I’m using wild caught Pacific cod. Being that I’m from the Great Lake State of Michigan, I can’t tell you how much using cod bums me out, but out here in Colorado we just don’t have access to fresh fish. Granted, there are a few exceptions to this like trout, salmon, and some whitefish. Wild caught is the best possible option, it contains way more nutrients than farmed fish. I’ve consumes enough salmon for anybody’s lifetime, so I’m bored with it but it’s a great option. Really you could use any one of these fish in this recipe if cod isn’t your jam. I personally don’t like my salmon or cod cooked all the way through but that’s up to you. Cooking time will depend on the thickness of the fish but in general fish cooks fairly quick. You can usually tell when the fish is cooked if it will flake with a fork. Under cooked fish resists flaking and is translucent.
- 1 cup Cashews
- 3 cups of Water
- Pinch of Salt
- 1/2 cup Nutritional Yeast
- 1 Tbsp of Whole Grain Mustard
Combine cashews, water, nutritional yeast, and salt in a blender and blend on high until it becomes a smooth, velvety consistency, about 2-3 minutes. If your blender isn’t powerful enough to make a smooth consistency, strain the liquid through a fine mesh strainer. Next, stir in the whole grain mustard with a spoon. Taste it! Maybe you like more mustard or salt. Set the cream aside for when you’re ready to cook your fish. I use this recipe a lot; you can use it in place of cream in any dish.
Zucchini Pesto “Pasta” Salad
- 3 Tbsp Olive Oil
- 1 cup of Pumpkin Seed (lightly roasted, just to add some color)
- 1/4 cup Water
- 1/4 cup Fresh Basil
- 2 Scallions, chopped
- 2 Garlic Cloves, rough chopped
- 1 1/2 Tbsp of Fresh Lemon Juice, or to taste
- Pinch of Salt
Combine all ingredients into the blender and blend on high until smooth. It’s ok if it isn’t perfectly smooth. It can be a little chunky or you can add a little more water for a smoother consistency. Once again, taste it, does it need more lemon, salt?
- 1/2 Zucchini
- 1 Tomoto
Start by dicing your tomatoes. Then cut the half zucchini into pasta like strips, either using an Asian mandolin slicer or a knife. You can pick up an Asian mandolin at your local Asian market. They’re pretty affordable and will take a lot of time out of chopping and slicing your veggies. They can also be dangerous, so be careful. Combine your veggies and toss with your homemade pesto.
- 10 Sprigs of Thyme cleaned
- 1/4 cup Cilantro, chopped
- 6 oz Portion of Cod (or any fish)
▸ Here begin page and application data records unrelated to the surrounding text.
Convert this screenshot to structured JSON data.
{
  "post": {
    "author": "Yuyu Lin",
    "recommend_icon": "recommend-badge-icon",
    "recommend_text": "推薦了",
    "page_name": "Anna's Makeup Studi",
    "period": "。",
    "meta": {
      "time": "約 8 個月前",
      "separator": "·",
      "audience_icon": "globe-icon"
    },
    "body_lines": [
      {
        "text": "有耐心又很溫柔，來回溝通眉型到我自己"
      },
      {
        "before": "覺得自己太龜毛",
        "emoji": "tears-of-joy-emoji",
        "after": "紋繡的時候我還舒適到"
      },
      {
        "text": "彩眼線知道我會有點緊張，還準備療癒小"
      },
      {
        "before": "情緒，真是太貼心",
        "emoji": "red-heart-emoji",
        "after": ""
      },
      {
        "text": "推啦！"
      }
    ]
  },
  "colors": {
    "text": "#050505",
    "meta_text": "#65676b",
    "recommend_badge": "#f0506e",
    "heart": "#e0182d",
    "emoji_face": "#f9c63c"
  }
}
- 2 tsp Salt
- 1 tsp White Pepper or Black Pepper
- 1/2 left over Lemon from Pesto
- 2 Cloves Minced Garlic
- 3 Tbsp Refined Coconut Oil
Combine your fresh, chopped herbs and rub down your fish with them, then season with salt and preferably white pepper but black pepper is fine. Next, get your pan ripping hot, but then TURN DOWN THE HEAT. Using the coconut oil we wanna sear the fish but not burn it. Place the fish in the hot pan, let cook for about 1 1/2 minutes. Flip the fish after you have established a light, brown sear. Once you flip the fish, let cook for another minute. Then tilt the pan towards you letting the oil pool at the bottom of the pan. Then use a spoon to baste the fish with the excess oil. Do this for about a minute. Remove fish from the pan and place on a paper towel, just to get rid of the excess oil. Then place over the “pasta” salad. Using the same pan you cooked the fish in, drop in the minced garlic and sautè for 15-20 seconds, DON’T BURN THE GARLIC. Squeeze your leftover lemon in the pan and follow with 3/4 cup of your already made cashew cream. If your sauce tightens up, just add a little bit of water to thin it out and salt to your liking.
Certified Personal Private Chef